■ **Problem to work on**:
Across the listing that follows, work out how many lines carry the string "Host". Provide that number and nothing else.

■ **Record excerpts**:
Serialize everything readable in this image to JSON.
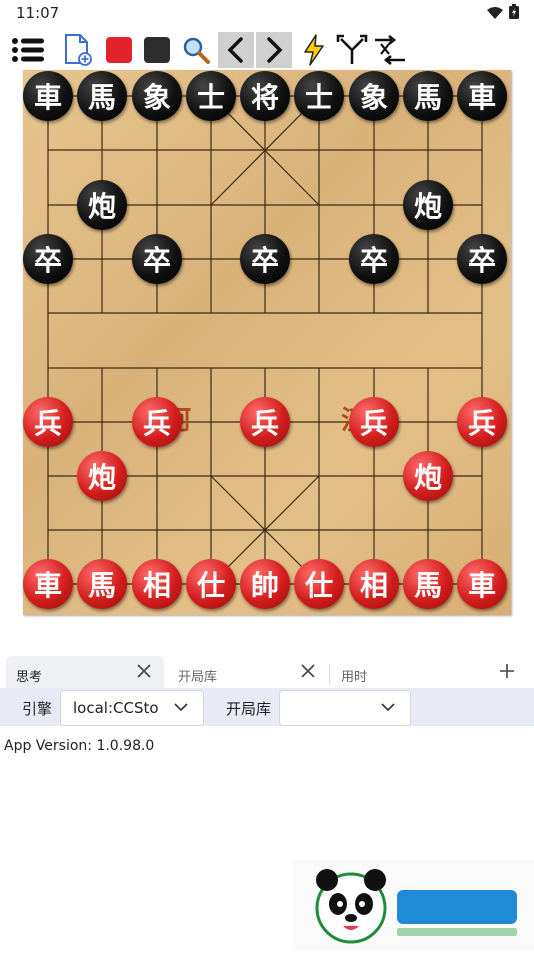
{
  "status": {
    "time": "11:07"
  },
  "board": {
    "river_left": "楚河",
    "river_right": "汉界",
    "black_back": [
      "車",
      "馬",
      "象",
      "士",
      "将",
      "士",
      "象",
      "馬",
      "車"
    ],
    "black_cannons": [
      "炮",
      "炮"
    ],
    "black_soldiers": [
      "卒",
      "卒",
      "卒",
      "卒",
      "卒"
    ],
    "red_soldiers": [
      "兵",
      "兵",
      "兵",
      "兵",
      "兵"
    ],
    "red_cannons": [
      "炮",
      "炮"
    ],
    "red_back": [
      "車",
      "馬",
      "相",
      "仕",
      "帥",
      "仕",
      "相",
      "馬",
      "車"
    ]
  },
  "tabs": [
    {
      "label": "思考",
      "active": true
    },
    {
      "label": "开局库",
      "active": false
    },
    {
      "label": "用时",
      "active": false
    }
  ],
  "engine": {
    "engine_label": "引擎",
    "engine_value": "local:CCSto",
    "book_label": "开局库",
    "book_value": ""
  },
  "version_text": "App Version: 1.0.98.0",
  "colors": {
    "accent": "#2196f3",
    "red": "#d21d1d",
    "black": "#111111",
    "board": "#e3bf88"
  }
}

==

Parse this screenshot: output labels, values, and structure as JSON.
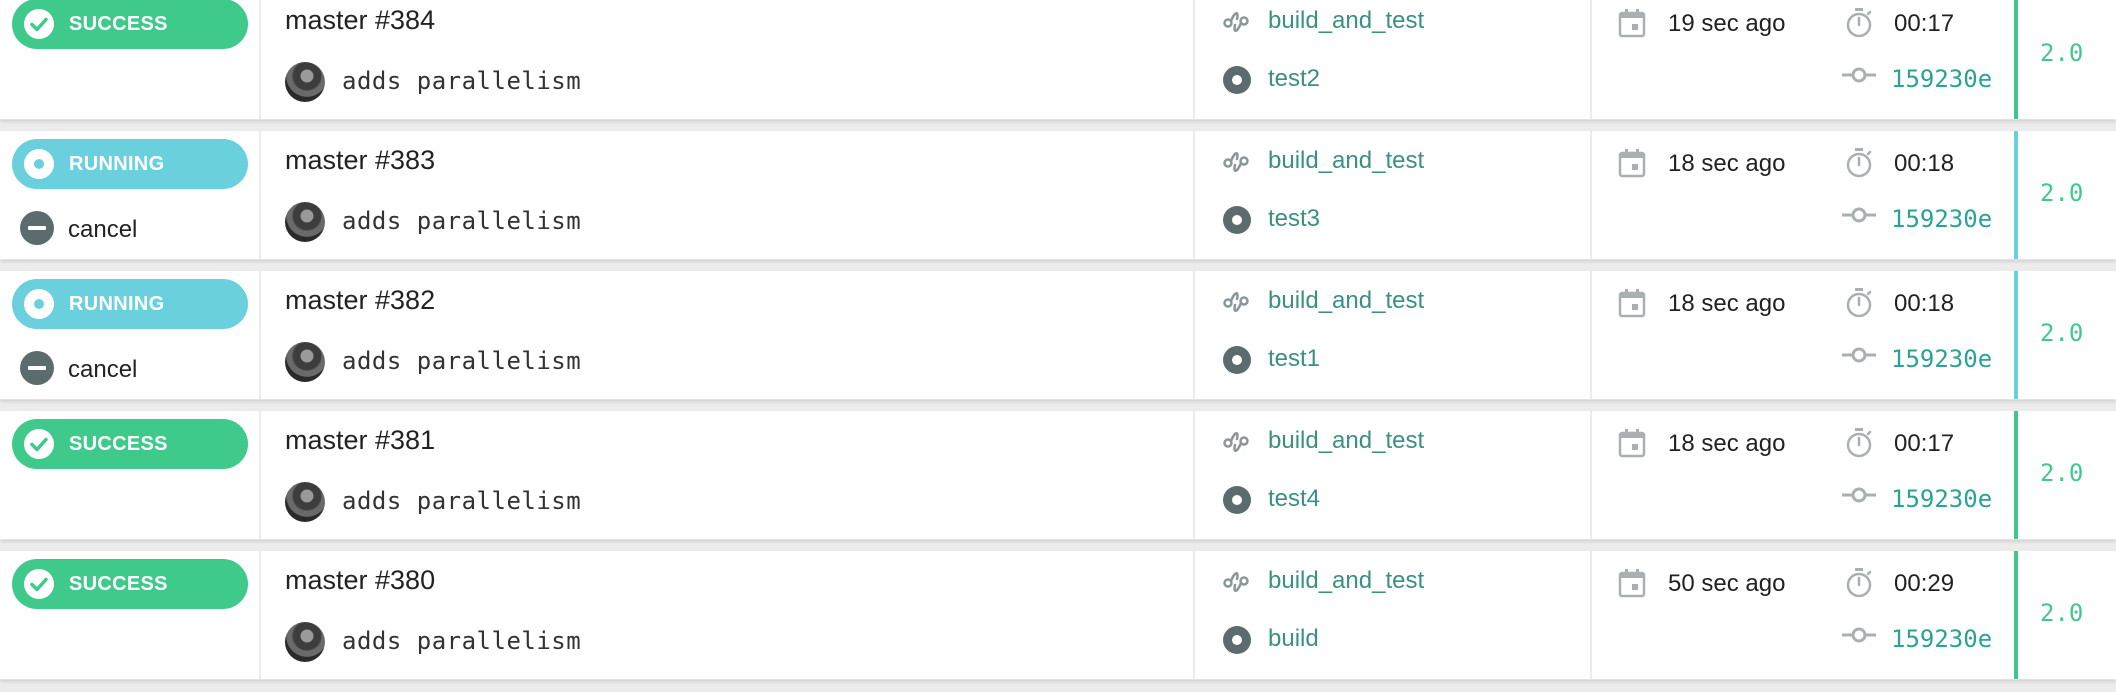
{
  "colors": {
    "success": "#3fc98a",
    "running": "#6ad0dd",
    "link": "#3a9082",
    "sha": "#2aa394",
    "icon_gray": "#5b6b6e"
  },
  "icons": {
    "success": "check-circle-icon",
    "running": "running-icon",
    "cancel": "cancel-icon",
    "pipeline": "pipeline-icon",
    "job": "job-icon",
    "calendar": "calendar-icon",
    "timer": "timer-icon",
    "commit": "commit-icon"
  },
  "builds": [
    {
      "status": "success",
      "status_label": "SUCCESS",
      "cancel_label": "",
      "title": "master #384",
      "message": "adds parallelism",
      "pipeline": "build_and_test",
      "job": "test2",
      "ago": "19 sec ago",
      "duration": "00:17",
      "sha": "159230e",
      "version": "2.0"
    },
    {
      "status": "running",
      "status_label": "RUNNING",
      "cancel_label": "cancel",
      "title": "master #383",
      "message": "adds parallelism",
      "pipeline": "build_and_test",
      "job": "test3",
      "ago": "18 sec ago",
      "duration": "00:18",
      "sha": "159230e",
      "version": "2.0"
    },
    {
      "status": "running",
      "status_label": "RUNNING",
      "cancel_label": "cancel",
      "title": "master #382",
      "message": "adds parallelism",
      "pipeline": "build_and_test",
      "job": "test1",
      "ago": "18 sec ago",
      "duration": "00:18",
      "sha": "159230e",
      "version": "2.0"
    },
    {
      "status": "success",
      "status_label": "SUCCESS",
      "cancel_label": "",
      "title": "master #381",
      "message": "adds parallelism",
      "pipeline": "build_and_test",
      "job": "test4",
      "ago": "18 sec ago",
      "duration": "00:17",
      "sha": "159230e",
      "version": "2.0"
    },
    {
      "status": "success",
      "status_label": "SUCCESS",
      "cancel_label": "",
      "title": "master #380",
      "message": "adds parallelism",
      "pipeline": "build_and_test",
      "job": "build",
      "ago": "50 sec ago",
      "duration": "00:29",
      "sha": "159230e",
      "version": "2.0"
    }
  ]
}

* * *

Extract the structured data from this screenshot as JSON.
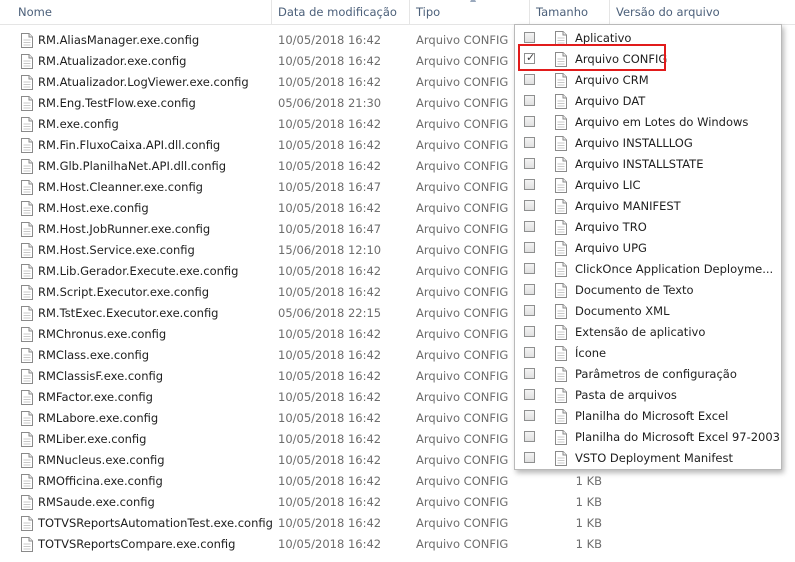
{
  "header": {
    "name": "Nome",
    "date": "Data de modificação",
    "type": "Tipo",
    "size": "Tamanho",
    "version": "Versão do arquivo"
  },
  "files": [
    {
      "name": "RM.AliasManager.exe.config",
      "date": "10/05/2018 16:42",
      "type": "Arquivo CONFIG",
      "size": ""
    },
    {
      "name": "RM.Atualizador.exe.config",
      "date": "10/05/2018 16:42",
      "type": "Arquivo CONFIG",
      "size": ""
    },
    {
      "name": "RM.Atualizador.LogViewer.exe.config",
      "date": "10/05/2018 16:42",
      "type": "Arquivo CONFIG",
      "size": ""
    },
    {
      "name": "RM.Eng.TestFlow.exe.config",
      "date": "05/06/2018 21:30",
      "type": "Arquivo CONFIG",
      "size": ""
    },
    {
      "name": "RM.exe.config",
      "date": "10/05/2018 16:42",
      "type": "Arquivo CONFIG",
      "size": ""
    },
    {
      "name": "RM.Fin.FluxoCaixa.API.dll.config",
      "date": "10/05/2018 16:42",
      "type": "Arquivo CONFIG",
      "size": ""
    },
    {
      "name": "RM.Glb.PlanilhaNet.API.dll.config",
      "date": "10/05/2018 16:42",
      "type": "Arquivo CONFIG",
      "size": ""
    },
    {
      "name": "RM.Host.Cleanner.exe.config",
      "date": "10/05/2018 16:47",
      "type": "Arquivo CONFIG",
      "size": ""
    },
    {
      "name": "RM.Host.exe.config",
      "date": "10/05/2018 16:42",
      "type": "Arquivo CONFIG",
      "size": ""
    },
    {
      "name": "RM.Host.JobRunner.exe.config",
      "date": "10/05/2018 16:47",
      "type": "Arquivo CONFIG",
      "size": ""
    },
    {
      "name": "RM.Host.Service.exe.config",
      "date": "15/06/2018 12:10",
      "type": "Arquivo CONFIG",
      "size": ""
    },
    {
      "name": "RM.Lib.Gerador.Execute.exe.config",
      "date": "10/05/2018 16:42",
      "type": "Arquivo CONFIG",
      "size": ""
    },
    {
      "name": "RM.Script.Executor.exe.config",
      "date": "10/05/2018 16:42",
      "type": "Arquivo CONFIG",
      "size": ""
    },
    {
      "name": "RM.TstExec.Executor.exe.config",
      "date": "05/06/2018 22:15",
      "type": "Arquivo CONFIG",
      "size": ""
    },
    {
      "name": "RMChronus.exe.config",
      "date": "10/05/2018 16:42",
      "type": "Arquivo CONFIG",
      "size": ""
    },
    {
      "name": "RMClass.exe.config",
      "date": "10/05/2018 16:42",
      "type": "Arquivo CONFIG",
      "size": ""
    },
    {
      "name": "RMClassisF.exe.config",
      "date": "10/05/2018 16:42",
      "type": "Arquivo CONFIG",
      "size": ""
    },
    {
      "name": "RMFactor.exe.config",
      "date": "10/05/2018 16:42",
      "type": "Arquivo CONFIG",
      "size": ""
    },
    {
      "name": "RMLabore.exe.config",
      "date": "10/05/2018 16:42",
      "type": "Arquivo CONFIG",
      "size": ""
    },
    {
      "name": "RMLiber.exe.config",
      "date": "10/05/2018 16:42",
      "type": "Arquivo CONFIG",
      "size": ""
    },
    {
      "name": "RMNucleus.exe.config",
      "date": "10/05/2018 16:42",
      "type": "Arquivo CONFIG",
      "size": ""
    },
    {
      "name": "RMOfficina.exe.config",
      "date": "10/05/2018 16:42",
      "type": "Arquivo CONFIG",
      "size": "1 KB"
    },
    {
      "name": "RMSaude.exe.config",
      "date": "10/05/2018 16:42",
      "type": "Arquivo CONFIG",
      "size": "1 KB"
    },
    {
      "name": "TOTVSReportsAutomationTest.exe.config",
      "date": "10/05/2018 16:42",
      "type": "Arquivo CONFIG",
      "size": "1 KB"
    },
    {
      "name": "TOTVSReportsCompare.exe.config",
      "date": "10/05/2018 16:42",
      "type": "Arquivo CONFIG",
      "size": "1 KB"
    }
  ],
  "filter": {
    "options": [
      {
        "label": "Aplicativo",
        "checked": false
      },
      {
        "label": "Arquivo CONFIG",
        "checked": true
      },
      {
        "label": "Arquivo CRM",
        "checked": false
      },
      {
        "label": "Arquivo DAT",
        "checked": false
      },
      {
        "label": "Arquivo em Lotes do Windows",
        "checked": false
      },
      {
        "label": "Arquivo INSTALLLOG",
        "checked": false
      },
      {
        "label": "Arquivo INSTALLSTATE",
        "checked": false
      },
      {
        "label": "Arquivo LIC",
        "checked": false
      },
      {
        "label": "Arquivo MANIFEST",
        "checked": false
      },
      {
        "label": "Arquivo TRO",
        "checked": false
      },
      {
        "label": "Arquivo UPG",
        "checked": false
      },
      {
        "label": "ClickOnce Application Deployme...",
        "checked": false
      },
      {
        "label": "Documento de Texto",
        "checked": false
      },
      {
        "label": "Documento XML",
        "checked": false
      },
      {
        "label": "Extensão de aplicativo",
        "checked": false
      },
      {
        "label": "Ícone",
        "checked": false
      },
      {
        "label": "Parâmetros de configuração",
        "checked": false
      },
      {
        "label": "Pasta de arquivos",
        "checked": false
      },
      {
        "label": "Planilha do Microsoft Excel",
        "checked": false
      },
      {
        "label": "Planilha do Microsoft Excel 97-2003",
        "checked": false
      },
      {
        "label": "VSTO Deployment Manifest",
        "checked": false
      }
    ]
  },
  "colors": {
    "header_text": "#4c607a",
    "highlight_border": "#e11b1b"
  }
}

■ **Output**:
4